• _DATA EXCERPTS_:
######
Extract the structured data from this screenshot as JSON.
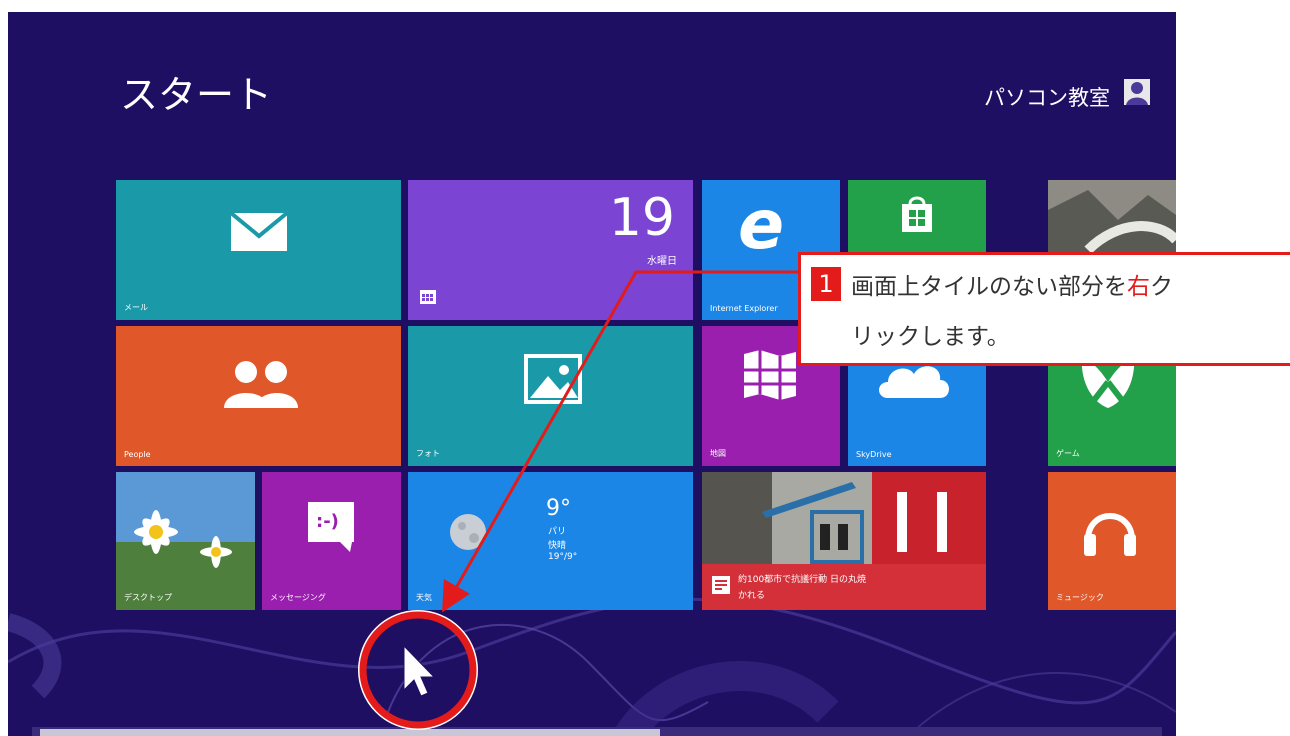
{
  "start": {
    "title": "スタート"
  },
  "user": {
    "name": "パソコン教室"
  },
  "tiles": {
    "mail": {
      "label": "メール"
    },
    "calendar": {
      "day": "19",
      "weekday": "水曜日"
    },
    "ie": {
      "label": "Internet Explorer"
    },
    "people": {
      "label": "People"
    },
    "photos": {
      "label": "フォト"
    },
    "maps": {
      "label": "地図"
    },
    "skydrive": {
      "label": "SkyDrive"
    },
    "games": {
      "label": "ゲーム"
    },
    "desktop": {
      "label": "デスクトップ"
    },
    "messaging": {
      "label": "メッセージング",
      "face": ":-)"
    },
    "weather": {
      "temp": "9°",
      "city": "パリ",
      "condition": "快晴",
      "range": "19°/9°",
      "label": "天気"
    },
    "news": {
      "headline": "約100都市で抗議行動 日の丸焼",
      "headline2": "かれる"
    },
    "music": {
      "label": "ミュージック"
    }
  },
  "callout": {
    "number": "1",
    "line1_before": "画面上タイルのない部分を",
    "line1_red": "右",
    "line1_after": "ク",
    "line2": "リックします。"
  },
  "colors": {
    "background": "#1e0f62",
    "teal": "#1a9aa8",
    "purple": "#7b44d3",
    "blue": "#1c86e6",
    "green": "#23a04a",
    "orange": "#e0572a",
    "magenta": "#9b1fae",
    "accent_red": "#e31b1b"
  }
}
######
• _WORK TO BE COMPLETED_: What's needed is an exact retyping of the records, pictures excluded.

• _YOUR SOLUTION_:
Extract the structured data from this screenshot as JSON.
{
  "start": {
    "title": "スタート"
  },
  "user": {
    "name": "パソコン教室"
  },
  "tiles": {
    "mail": {
      "label": "メール"
    },
    "calendar": {
      "day": "19",
      "weekday": "水曜日"
    },
    "ie": {
      "label": "Internet Explorer"
    },
    "people": {
      "label": "People"
    },
    "photos": {
      "label": "フォト"
    },
    "maps": {
      "label": "地図"
    },
    "skydrive": {
      "label": "SkyDrive"
    },
    "games": {
      "label": "ゲーム"
    },
    "desktop": {
      "label": "デスクトップ"
    },
    "messaging": {
      "label": "メッセージング",
      "face": ":-)"
    },
    "weather": {
      "temp": "9°",
      "city": "パリ",
      "condition": "快晴",
      "range": "19°/9°",
      "label": "天気"
    },
    "news": {
      "headline": "約100都市で抗議行動 日の丸焼",
      "headline2": "かれる"
    },
    "music": {
      "label": "ミュージック"
    }
  },
  "callout": {
    "number": "1",
    "line1_before": "画面上タイルのない部分を",
    "line1_red": "右",
    "line1_after": "ク",
    "line2": "リックします。"
  },
  "colors": {
    "background": "#1e0f62",
    "teal": "#1a9aa8",
    "purple": "#7b44d3",
    "blue": "#1c86e6",
    "green": "#23a04a",
    "orange": "#e0572a",
    "magenta": "#9b1fae",
    "accent_red": "#e31b1b"
  }
}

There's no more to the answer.